Your answer must be every line of the data that contains "rest".

[[ SOURCE DATA, beginning ]]

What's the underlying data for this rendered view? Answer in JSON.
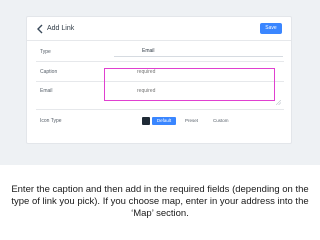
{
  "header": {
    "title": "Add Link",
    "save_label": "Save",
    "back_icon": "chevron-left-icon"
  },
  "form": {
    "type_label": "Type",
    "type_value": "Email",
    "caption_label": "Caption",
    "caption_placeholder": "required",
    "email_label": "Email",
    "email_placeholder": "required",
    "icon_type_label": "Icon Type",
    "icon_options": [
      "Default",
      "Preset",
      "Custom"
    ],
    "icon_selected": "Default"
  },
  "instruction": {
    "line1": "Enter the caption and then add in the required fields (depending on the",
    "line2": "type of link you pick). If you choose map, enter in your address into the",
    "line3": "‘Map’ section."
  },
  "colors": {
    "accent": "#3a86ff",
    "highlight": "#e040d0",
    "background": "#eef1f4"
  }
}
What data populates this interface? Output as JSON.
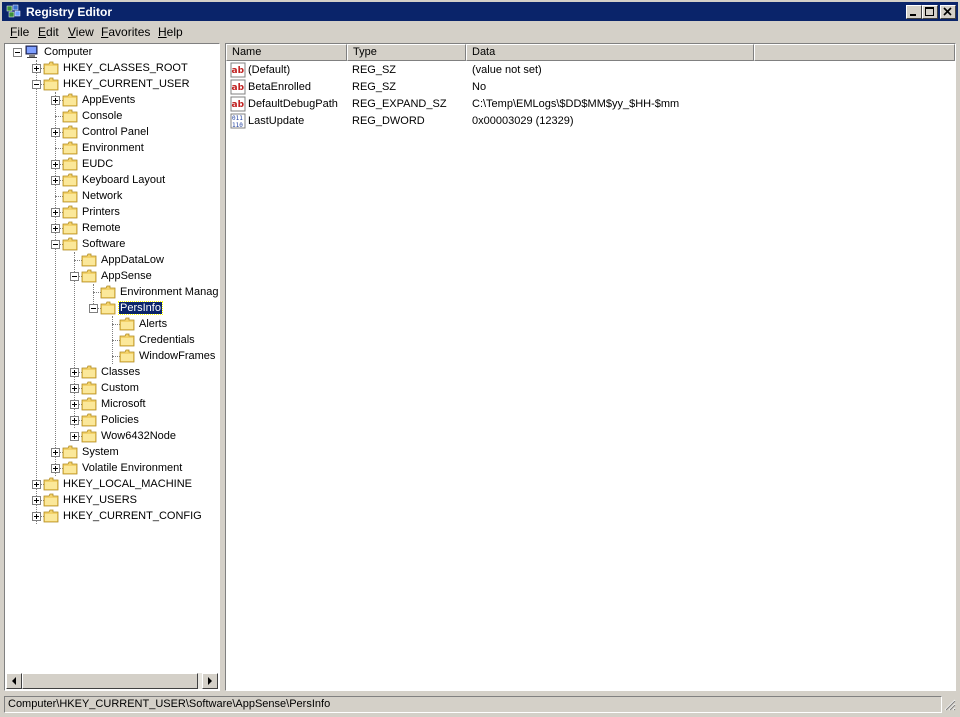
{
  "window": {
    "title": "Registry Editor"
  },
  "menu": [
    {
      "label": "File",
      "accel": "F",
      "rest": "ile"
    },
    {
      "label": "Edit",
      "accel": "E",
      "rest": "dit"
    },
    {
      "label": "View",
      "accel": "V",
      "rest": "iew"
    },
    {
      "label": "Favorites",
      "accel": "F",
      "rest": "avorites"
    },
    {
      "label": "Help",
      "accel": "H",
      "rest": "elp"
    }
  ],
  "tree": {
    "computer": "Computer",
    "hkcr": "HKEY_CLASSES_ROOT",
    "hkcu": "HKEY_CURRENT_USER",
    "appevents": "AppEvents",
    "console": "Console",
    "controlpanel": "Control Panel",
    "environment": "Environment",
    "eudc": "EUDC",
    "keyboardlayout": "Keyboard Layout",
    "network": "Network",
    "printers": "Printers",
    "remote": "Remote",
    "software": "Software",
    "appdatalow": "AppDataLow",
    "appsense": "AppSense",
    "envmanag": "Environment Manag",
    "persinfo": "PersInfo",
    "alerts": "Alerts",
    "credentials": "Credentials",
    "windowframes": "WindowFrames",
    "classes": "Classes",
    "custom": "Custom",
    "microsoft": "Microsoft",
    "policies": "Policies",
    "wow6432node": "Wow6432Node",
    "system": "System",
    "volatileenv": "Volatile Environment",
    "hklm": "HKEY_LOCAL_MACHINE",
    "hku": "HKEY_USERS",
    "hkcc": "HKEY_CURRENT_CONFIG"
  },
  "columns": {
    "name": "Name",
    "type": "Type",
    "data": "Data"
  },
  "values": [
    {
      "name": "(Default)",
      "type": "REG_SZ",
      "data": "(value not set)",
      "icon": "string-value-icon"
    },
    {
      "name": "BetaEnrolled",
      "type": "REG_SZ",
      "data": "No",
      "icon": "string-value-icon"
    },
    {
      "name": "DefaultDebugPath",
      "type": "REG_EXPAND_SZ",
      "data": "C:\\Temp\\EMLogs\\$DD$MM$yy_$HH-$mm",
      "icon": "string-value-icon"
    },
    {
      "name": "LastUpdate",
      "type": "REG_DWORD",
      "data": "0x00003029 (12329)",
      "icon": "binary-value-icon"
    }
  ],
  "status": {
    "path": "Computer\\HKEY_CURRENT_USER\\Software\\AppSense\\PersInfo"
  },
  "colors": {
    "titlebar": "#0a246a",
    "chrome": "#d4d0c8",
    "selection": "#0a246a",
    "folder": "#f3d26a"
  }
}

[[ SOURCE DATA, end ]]
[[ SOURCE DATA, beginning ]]

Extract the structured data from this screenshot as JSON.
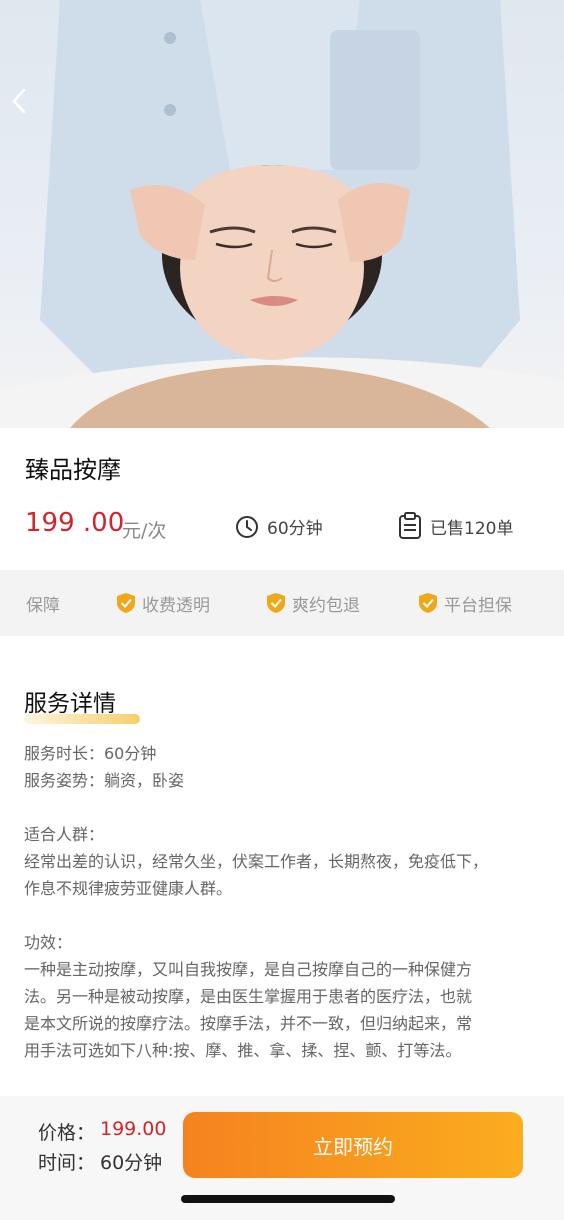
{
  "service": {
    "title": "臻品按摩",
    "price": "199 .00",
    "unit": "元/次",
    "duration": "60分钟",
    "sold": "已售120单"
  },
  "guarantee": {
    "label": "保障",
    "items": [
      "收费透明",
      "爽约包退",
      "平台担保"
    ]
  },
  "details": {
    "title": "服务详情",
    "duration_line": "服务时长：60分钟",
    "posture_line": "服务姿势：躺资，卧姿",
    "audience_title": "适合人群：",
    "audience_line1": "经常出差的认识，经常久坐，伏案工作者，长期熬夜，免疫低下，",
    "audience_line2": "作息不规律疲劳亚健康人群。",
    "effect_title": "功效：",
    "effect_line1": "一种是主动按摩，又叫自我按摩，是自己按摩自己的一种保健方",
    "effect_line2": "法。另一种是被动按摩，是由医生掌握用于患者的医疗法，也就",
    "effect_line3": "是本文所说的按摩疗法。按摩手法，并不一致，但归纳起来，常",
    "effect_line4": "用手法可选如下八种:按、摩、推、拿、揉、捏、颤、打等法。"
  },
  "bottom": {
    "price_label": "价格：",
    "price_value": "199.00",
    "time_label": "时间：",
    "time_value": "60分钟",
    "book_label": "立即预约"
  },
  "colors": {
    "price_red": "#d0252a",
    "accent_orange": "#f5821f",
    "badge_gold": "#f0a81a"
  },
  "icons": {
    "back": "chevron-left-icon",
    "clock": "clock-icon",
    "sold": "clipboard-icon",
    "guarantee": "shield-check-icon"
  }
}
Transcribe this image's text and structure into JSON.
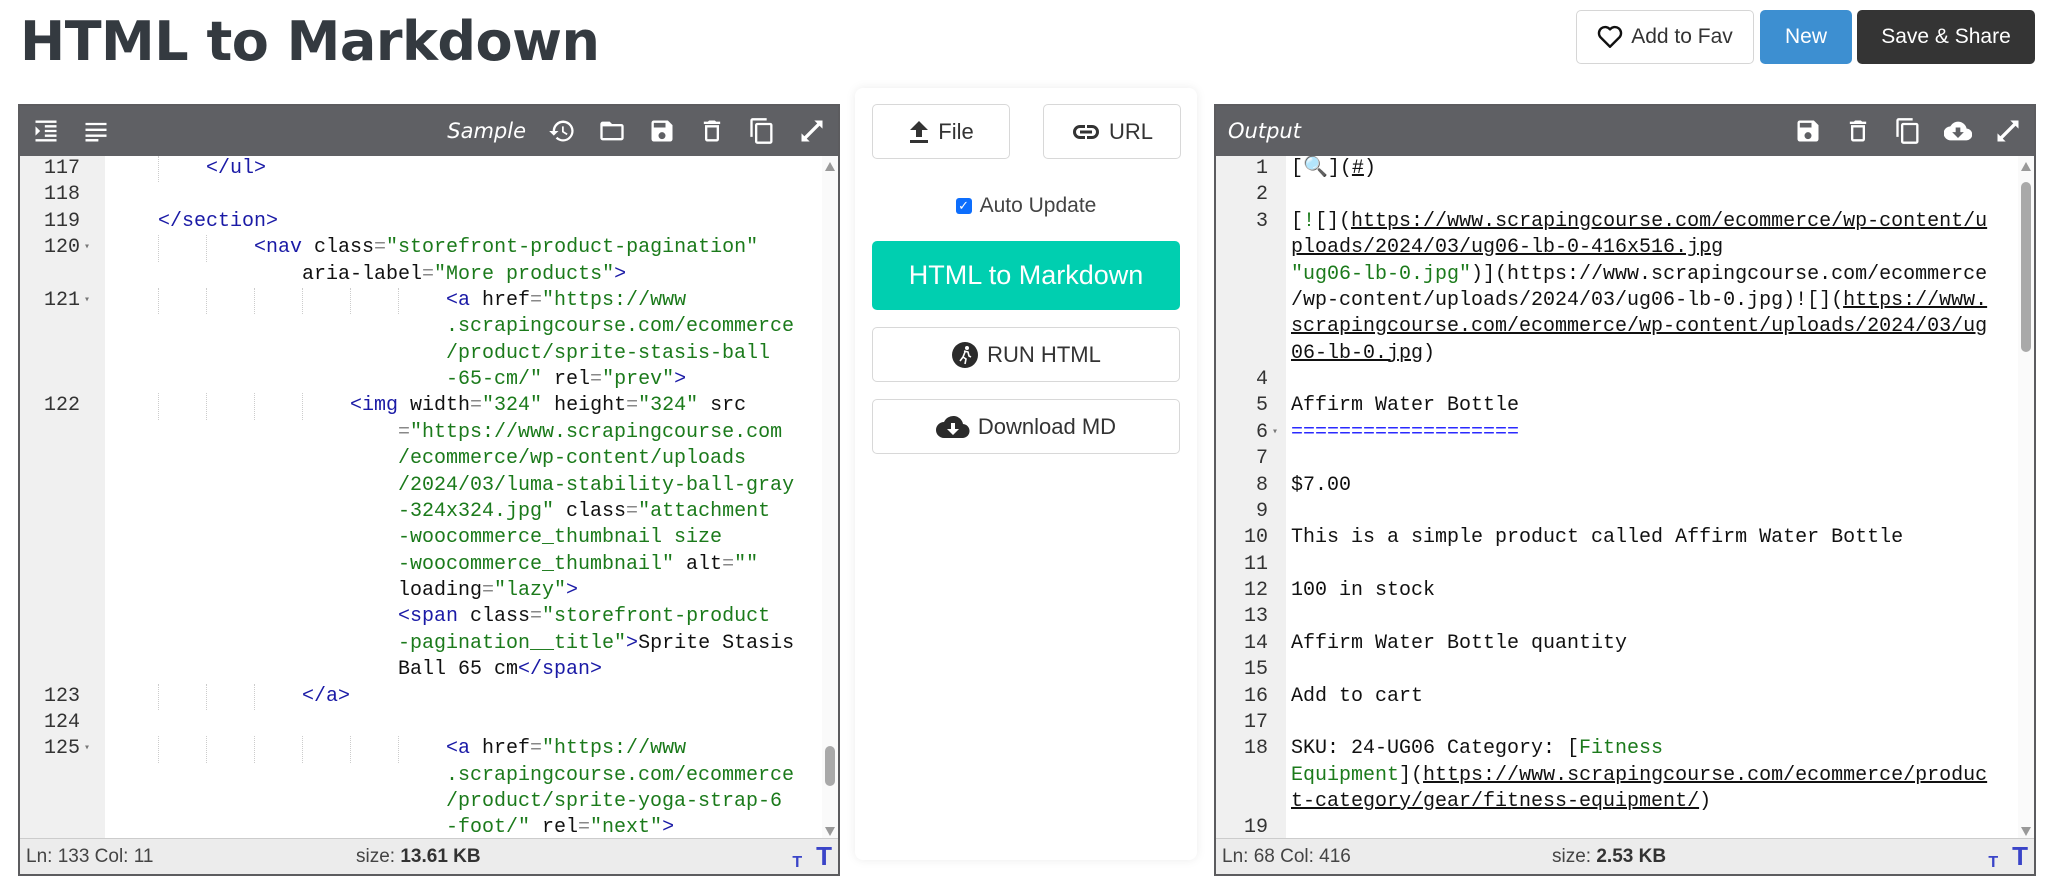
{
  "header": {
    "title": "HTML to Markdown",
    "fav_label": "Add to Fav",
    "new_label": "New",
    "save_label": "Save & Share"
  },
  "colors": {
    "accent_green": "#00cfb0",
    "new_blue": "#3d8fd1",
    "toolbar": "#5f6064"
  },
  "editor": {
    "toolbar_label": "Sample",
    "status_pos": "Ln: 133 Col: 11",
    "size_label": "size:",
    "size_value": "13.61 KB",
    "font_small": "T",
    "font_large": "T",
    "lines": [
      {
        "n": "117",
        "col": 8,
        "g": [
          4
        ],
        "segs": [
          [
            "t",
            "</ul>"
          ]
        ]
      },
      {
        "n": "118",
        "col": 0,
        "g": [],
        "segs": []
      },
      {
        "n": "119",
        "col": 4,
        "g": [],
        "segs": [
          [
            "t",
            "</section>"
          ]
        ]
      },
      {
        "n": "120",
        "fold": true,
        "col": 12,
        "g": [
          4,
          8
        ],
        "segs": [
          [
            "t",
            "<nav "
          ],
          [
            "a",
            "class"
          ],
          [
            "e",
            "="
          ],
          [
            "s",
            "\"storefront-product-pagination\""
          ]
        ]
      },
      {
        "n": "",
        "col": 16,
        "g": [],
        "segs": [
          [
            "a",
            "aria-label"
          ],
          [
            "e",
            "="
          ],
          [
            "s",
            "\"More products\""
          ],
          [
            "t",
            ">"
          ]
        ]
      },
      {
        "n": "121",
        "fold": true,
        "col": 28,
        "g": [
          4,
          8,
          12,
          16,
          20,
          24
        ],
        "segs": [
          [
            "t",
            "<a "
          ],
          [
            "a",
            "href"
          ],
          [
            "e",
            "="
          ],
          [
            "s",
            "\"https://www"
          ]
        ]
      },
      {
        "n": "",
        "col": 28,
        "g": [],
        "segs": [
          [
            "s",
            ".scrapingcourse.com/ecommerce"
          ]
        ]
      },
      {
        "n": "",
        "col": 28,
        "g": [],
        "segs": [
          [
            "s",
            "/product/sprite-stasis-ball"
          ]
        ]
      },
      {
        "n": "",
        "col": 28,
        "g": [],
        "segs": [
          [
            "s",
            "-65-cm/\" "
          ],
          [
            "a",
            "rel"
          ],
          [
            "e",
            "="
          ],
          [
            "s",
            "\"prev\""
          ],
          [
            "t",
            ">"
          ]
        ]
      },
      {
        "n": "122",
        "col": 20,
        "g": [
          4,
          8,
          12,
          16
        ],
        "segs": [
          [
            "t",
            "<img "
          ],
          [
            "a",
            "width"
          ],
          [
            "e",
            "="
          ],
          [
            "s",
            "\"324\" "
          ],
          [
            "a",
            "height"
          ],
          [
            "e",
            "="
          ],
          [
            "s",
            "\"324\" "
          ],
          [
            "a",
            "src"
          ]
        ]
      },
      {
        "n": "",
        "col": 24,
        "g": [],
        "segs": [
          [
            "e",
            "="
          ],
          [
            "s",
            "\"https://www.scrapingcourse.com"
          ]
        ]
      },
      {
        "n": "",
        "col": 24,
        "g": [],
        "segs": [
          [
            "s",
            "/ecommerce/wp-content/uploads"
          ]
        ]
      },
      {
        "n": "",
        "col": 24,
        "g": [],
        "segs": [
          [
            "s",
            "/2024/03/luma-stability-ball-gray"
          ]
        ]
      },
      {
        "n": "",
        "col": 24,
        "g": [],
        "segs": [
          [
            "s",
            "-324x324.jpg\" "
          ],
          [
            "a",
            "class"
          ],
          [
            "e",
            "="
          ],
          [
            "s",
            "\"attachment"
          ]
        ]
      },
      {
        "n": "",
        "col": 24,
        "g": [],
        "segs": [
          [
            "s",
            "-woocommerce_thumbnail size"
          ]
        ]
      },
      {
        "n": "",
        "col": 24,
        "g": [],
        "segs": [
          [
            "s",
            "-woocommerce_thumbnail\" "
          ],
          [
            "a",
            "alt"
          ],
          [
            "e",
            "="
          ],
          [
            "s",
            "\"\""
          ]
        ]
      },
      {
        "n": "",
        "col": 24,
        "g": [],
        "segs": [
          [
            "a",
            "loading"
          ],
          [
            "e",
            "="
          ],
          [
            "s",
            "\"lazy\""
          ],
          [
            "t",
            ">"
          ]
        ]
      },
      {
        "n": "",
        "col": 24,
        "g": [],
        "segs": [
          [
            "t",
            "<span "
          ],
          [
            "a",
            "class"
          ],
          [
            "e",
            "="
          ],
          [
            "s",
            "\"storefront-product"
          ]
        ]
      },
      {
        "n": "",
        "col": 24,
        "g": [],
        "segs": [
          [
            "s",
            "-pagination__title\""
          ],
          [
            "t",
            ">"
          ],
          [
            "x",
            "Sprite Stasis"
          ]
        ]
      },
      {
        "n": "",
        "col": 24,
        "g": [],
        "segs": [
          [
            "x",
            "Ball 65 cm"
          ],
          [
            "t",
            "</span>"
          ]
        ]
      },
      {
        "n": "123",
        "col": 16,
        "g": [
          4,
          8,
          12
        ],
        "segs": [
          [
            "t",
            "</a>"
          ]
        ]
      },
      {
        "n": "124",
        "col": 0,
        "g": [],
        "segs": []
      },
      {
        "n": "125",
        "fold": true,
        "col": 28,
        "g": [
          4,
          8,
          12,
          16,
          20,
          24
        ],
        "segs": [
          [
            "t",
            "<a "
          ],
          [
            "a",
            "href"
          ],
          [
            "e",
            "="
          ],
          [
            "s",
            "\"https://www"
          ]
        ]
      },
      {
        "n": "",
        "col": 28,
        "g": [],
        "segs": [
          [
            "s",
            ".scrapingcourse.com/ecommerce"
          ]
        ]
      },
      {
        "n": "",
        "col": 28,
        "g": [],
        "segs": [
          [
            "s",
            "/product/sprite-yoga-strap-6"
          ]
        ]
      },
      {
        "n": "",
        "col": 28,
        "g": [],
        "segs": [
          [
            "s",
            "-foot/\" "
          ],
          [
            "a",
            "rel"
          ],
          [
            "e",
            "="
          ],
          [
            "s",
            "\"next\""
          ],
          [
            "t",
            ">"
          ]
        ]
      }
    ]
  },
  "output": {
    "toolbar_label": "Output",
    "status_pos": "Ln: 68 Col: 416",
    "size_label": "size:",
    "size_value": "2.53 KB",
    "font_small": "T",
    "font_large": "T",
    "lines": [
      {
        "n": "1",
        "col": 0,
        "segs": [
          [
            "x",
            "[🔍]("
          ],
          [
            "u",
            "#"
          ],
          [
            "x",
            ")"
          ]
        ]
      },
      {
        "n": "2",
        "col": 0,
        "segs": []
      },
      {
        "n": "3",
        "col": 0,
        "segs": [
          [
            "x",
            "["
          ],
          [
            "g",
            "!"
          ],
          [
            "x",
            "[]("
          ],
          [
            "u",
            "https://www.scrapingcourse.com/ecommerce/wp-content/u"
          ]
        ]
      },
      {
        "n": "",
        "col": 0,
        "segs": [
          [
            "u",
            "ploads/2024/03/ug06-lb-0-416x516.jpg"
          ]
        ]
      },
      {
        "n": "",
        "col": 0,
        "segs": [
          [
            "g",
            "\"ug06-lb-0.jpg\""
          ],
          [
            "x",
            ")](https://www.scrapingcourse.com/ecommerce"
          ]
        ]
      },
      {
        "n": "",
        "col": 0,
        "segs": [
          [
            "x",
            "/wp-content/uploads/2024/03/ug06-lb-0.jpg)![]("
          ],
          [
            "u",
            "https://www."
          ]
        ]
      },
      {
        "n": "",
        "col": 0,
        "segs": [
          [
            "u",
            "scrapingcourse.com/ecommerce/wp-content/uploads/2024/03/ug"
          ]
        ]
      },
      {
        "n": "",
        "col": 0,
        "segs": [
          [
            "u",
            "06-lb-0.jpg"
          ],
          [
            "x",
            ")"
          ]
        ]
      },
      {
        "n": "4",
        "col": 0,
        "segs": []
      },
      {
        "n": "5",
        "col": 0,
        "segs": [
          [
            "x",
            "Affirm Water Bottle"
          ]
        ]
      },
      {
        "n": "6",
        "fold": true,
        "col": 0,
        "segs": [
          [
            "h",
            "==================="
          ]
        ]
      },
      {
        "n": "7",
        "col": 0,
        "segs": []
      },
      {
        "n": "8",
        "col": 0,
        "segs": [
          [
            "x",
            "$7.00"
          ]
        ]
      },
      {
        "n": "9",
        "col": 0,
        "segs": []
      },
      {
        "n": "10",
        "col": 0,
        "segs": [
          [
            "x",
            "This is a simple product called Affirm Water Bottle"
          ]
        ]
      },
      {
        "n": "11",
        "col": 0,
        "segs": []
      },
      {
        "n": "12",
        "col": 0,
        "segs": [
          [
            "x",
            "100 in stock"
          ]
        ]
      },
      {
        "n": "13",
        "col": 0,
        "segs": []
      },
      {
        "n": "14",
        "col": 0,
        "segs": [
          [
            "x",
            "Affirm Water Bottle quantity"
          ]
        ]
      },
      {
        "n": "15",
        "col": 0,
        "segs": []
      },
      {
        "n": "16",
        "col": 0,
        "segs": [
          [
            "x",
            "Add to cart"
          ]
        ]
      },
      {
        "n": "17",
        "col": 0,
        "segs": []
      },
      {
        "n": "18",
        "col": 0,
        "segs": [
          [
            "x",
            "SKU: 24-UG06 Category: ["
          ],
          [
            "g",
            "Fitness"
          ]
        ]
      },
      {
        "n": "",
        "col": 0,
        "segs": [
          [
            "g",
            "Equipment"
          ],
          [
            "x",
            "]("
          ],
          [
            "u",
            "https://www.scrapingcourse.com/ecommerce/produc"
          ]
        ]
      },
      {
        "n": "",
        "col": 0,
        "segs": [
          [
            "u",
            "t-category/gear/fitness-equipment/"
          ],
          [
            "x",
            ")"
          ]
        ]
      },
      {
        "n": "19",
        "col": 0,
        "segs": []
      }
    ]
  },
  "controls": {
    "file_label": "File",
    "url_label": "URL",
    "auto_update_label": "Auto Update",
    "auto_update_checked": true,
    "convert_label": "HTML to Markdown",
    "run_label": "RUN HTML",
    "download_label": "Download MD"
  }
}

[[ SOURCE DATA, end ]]
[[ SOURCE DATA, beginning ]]

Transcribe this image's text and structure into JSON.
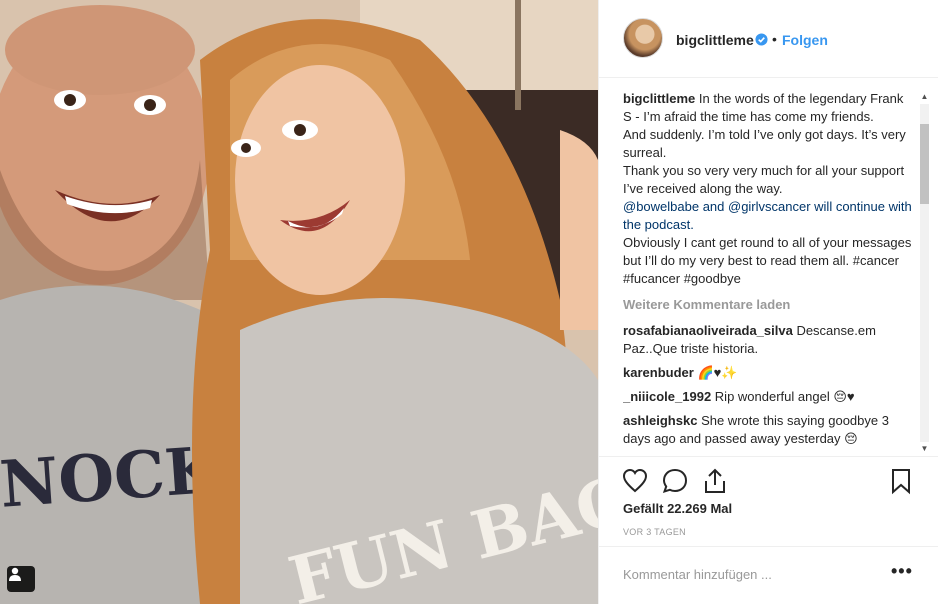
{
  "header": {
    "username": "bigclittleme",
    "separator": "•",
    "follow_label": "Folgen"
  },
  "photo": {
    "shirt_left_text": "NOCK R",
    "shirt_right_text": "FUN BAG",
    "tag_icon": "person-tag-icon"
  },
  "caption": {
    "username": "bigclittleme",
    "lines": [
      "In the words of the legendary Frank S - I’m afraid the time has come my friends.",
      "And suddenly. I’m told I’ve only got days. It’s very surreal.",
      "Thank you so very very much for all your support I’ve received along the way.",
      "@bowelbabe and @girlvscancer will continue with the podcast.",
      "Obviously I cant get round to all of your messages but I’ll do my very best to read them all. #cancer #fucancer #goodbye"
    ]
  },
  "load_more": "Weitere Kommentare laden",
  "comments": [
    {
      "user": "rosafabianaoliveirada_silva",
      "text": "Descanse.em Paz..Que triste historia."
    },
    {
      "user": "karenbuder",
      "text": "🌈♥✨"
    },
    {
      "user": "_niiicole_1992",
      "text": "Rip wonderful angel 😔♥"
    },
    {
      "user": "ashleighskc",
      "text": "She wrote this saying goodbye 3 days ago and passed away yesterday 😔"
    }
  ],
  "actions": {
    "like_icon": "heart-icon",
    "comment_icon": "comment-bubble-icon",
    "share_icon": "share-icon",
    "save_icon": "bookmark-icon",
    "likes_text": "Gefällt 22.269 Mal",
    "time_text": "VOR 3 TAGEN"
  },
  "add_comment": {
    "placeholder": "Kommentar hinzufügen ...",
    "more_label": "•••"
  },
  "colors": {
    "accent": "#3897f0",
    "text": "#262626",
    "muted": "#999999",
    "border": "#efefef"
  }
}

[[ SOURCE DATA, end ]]

## OUTPUT BELOW
      "rest": "ile"
      "rest": "dit"
      "rest": "iew"
      "rest": "avorites"
      "rest": "elp"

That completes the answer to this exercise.